my blackburn alleyways
Alleyways fascinate me. They provide visible but often unseen and underused portals between different worlds, swallowing you in at one end and spitting you out at the other where you have to briefly pause to recognise exactly where you are in a delicious disorientation.
They’re an intriguing insight into the character of a place, unaltered in years, bearing witness to the changes taking place around them. Cobbles and blocked in coal holes and windows leave tantalising hints of times and lives past. The discarded detritus of today drags us back into the present.
Visually they captivate me. Rhythmically disappearing to a single point in regular straight lines. Both ends never quite revealed at the same time. Unexpected colour accents delight and surprise. Views are framed and revealed.
You might argue that to begin to know the alleyways is to begin know a place. A certain familiarity with somewhere develops when you’re able to traverse it using hidden routes. The details we discover create a new set of landmarks and language that can only be used with those we have shared the experience with creating intimacy and connection.
During the course of my residency at The Making Rooms I worked with young people from Blackburn as part of a programme we call The Bakery. The Bakery engages young people as they begin to make important choices about career options and works with them to develop and explore their creative skills by engaging in real-world artist led projects.
Together we explored the alleyways through Whalley Range and Bank Top and photographed our discoveries and a LOT of wheely bins. The group edited these photos to create a set of images with the vanishing point at the dead centre of the square frame. This format attempts to encourage you to overlay the images in your mind, observe the identifying and unifying features of each location, and so build a sense of the character of Blackburn.

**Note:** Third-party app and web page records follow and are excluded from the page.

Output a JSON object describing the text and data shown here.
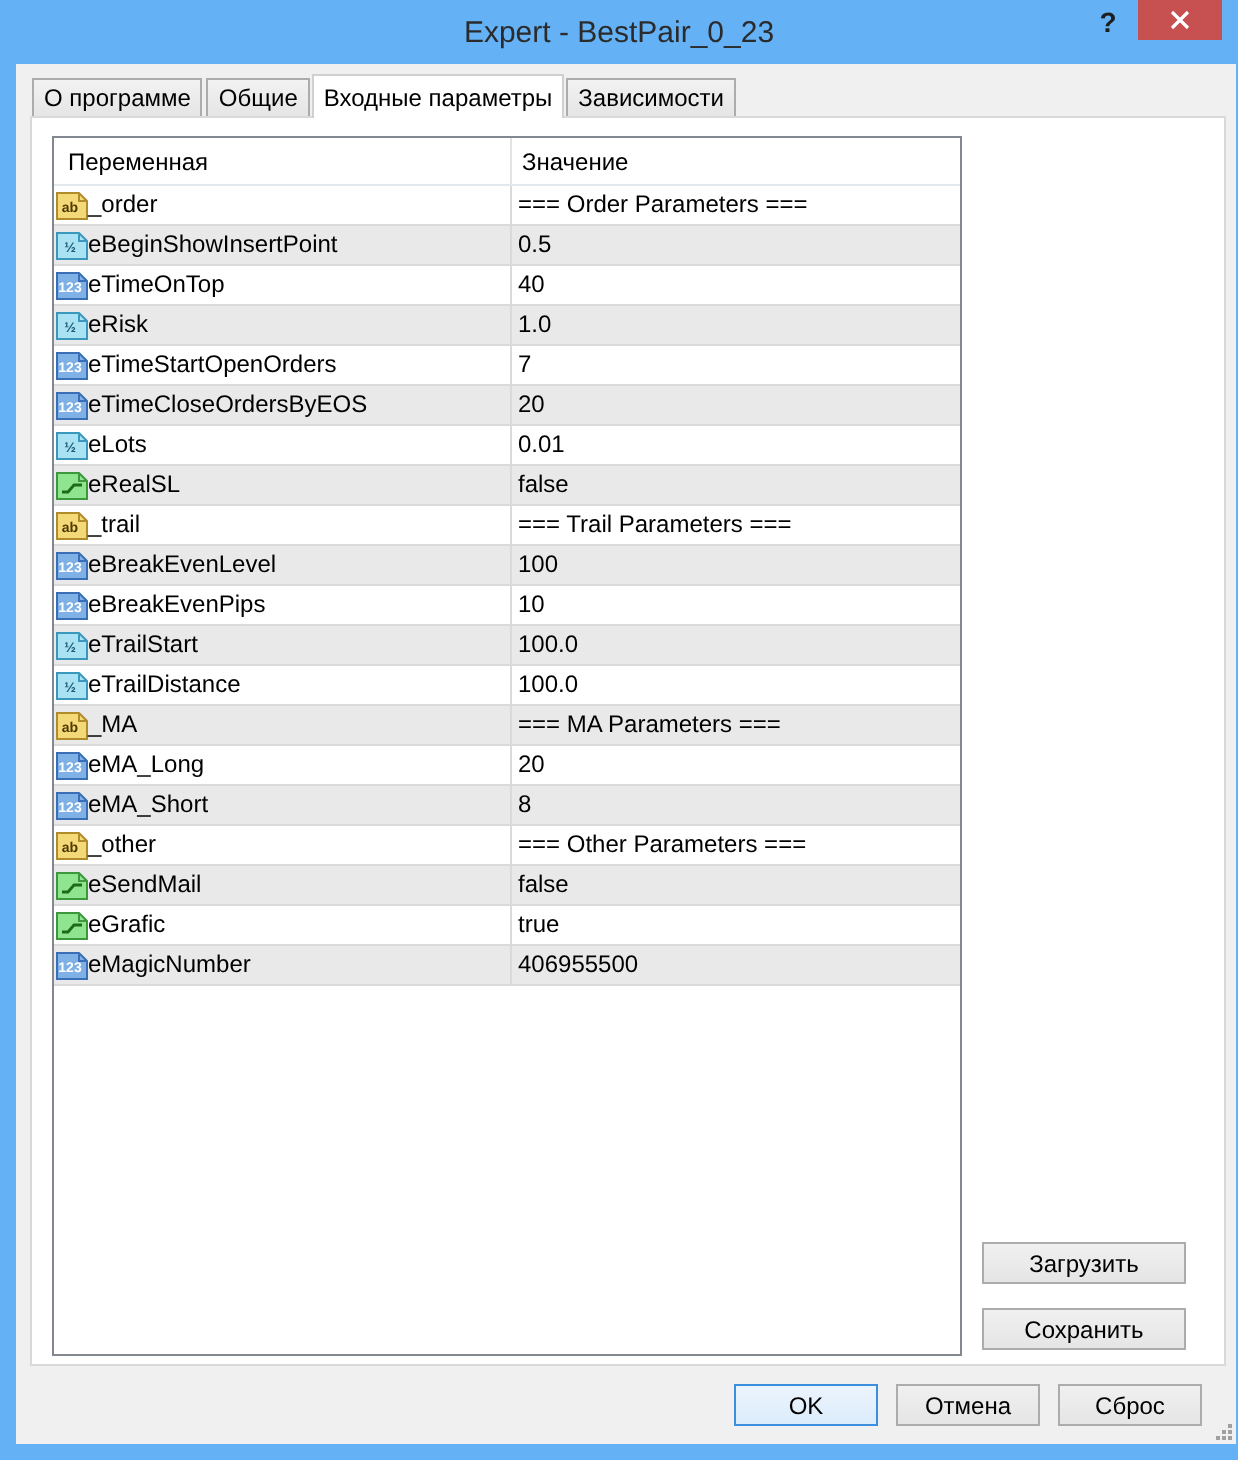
{
  "window": {
    "title": "Expert - BestPair_0_23",
    "help": "?"
  },
  "tabs": [
    {
      "label": "О программе",
      "selected": false
    },
    {
      "label": "Общие",
      "selected": false
    },
    {
      "label": "Входные параметры",
      "selected": true
    },
    {
      "label": "Зависимости",
      "selected": false
    }
  ],
  "table": {
    "columns": [
      "Переменная",
      "Значение"
    ],
    "rows": [
      {
        "kind": "string",
        "icon_text": "ab",
        "name": "_order",
        "value": "=== Order Parameters ==="
      },
      {
        "kind": "double",
        "icon_text": "½",
        "name": "eBeginShowInsertPoint",
        "value": "0.5"
      },
      {
        "kind": "int",
        "icon_text": "123",
        "name": "eTimeOnTop",
        "value": "40"
      },
      {
        "kind": "double",
        "icon_text": "½",
        "name": "eRisk",
        "value": "1.0"
      },
      {
        "kind": "int",
        "icon_text": "123",
        "name": "eTimeStartOpenOrders",
        "value": "7"
      },
      {
        "kind": "int",
        "icon_text": "123",
        "name": "eTimeCloseOrdersByEOS",
        "value": "20"
      },
      {
        "kind": "double",
        "icon_text": "½",
        "name": "eLots",
        "value": "0.01"
      },
      {
        "kind": "bool",
        "name": "eRealSL",
        "value": "false"
      },
      {
        "kind": "string",
        "icon_text": "ab",
        "name": "_trail",
        "value": "=== Trail Parameters ==="
      },
      {
        "kind": "int",
        "icon_text": "123",
        "name": "eBreakEvenLevel",
        "value": "100"
      },
      {
        "kind": "int",
        "icon_text": "123",
        "name": "eBreakEvenPips",
        "value": "10"
      },
      {
        "kind": "double",
        "icon_text": "½",
        "name": "eTrailStart",
        "value": "100.0"
      },
      {
        "kind": "double",
        "icon_text": "½",
        "name": "eTrailDistance",
        "value": "100.0"
      },
      {
        "kind": "string",
        "icon_text": "ab",
        "name": "_MA",
        "value": "=== MA Parameters ==="
      },
      {
        "kind": "int",
        "icon_text": "123",
        "name": "eMA_Long",
        "value": "20"
      },
      {
        "kind": "int",
        "icon_text": "123",
        "name": "eMA_Short",
        "value": "8"
      },
      {
        "kind": "string",
        "icon_text": "ab",
        "name": "_other",
        "value": "=== Other Parameters ==="
      },
      {
        "kind": "bool",
        "name": "eSendMail",
        "value": "false"
      },
      {
        "kind": "bool",
        "name": "eGrafic",
        "value": "true"
      },
      {
        "kind": "int",
        "icon_text": "123",
        "name": "eMagicNumber",
        "value": "406955500"
      }
    ]
  },
  "side_buttons": [
    "Загрузить",
    "Сохранить"
  ],
  "buttons": [
    {
      "label": "OK",
      "focused": true
    },
    {
      "label": "Отмена",
      "focused": false
    },
    {
      "label": "Сброс",
      "focused": false
    }
  ]
}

Everything I Know In Blackburn - Residency 2018
I know Blackburn almost entirely by chance. Many sets of unlikely circumstances colluded to first bring me here in 2010. But really, isn’t that usually the way? It’s all but impossible to predict what events or encounters will become significant. I suppose they all are in one way or another.
To me, Blackburn is massively important. I’ve had the privilege to deliver a project in or around the town most years since my first, chance visit, and very many of these have marked significant way points in the development of my career as an artist.
In a way, my career and relationship with Blackburn have developed in tandem. Back in 2010 I knew little of both Blackburn and being an artist. The town gave me my first big breaks and, although of course can’t say that I know everything about either Blackburn or being an artist, I have got to know a little about both, as my relationships with both have become more secure.
Much of my knowledge of the town has come from working with people to explore the places they live, work and visit - examining and re-connecting with the often-familiar, and producing something which expresses our joint response to this process.
This residency has been a rare and really valuable opportunity to turn the same approach on myself and explore the chances that led me here, both in terms of being in Blackburn and, more generally, in what I do, perhaps who I am.
The process has been reflective and invigorating. I have emerged with a renewed sense of purpose and connection to the core of my practice. I have been reminded of the good fortune I have had as a result of the circumstances, encounters, chances and people which and who have inadvertently conspired to bring me here.